and Nancy Cabot Osborne
I found this book browsing on the Internet Archive. Picked it up for a light read, was slightly disappointed. It shows its age, but also was written for juvenile audience and has two authors, that might be part of the reason it fell a bit flat for me. Story of a young boy who lives on Nantucket during the heyday of whaling. Most of the narrative is just about his daily life- bored in school, roaming the beaches when he can get away from the strict eye of his mother and grandfather, getting into a bit of mischief with his best friend- searching for buried treasure (which turns out to be a crate of bottled wine). He\’s forbidden to go the wharves but enthralled by sailor\’s stories especially of pirates. Finds a parrot and returns it to a Spainard who lives in a shack near the beach (he\’s afraid of this foreign man until the Spainard offers him food, and thanks them broadly for the return of his parrot). Witnesses the rescue of crew off a shipwreck near shore- and the adults talk of scavenging the goods (I gather this was customary if there were no survivors). There\’s mention of local customs- a bit interesting was the communal sheep-shearing day. He\’s proud to bring down a goose bird when he goes duck-hunting with his grandfather. Uppermost on the boy\’s mind is going away to sea, but he\’s considered too young. He attempts to sneak aboard a ship and stowaway so the captain will be forced to accept him as cabin boy, but his plan doesn\’t work. Sneaks home again and gets in trouble for getting his boots wet (any little chill or soaking and he was sent promptly to bed!) The book closes with a final promise from his parents that next year when he\’s ten, he can sign up to go to sea. It doesn\’t sound like a glamorous occupation, though. One of the men described to the young boys in detail what work it was to cut up a dead whale and process the blubber into oil- it sounds very messy and odorous, not to mention stomach-turning. I was mildly surprised that this frank explanation of the hard work on board ship did not deter the boys at all in their eagerness to go. Especially since it was made clear to them that the first several years with the crew, their job would be to wait table on the captain, assist the mess cook and clean things. What fun.

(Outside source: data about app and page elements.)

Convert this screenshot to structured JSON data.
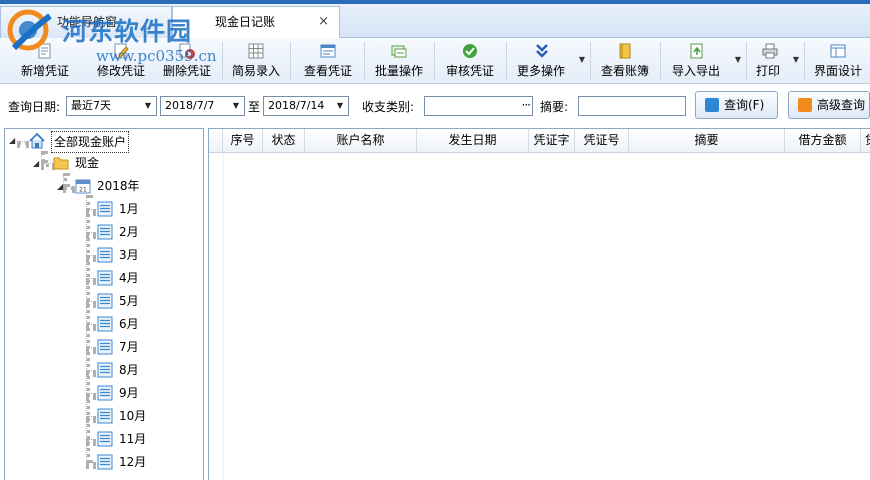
{
  "watermark": {
    "site_name": "河东软件园",
    "url": "www.pc0359.cn"
  },
  "tabs": [
    {
      "label": "功能导航窗",
      "active": false
    },
    {
      "label": "现金日记账",
      "active": true,
      "close": "×"
    }
  ],
  "toolbar": {
    "buttons": [
      {
        "label": "新增凭证",
        "icon": "new-voucher-icon"
      },
      {
        "label": "修改凭证",
        "icon": "edit-voucher-icon"
      },
      {
        "label": "删除凭证",
        "icon": "delete-voucher-icon"
      },
      {
        "label": "简易录入",
        "icon": "grid-icon"
      },
      {
        "label": "查看凭证",
        "icon": "view-voucher-icon"
      },
      {
        "label": "批量操作",
        "icon": "batch-icon"
      },
      {
        "label": "审核凭证",
        "icon": "check-icon"
      },
      {
        "label": "更多操作",
        "icon": "double-chevron-down-icon"
      },
      {
        "label": "查看账簿",
        "icon": "book-icon"
      },
      {
        "label": "导入导出",
        "icon": "import-export-icon"
      },
      {
        "label": "打印",
        "icon": "printer-icon"
      },
      {
        "label": "界面设计",
        "icon": "layout-icon"
      }
    ]
  },
  "query": {
    "date_label": "查询日期:",
    "date_range_value": "最近7天",
    "start_date": "2018/7/7",
    "to_label": "至",
    "end_date": "2018/7/14",
    "category_label": "收支类别:",
    "category_value": "",
    "category_dots": "···",
    "summary_label": "摘要:",
    "summary_value": "",
    "search_button": "查询(F)",
    "advanced_button": "高级查询"
  },
  "tree": {
    "root": "全部现金账户",
    "account": "现金",
    "year": "2018年",
    "months": [
      "1月",
      "2月",
      "3月",
      "4月",
      "5月",
      "6月",
      "7月",
      "8月",
      "9月",
      "10月",
      "11月",
      "12月"
    ]
  },
  "grid": {
    "columns": [
      "序号",
      "状态",
      "账户名称",
      "发生日期",
      "凭证字",
      "凭证号",
      "摘要",
      "借方金额",
      "贷"
    ]
  },
  "colors": {
    "accent": "#2b6cb8",
    "folder": "#f3c64b",
    "border": "#8ea7c6"
  }
}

I think this book is based on true events, because the frontispiece dedication is to those Nantucket people whose memories have made this book. So it has value as a historical piece, but honestly wasn\’t a very fun read. I found myself skimming a lot, hoping the story would get good when the boy snuck aboard ship. It\’s probably very realistic, though.
Rating: 2/5 pages, 1928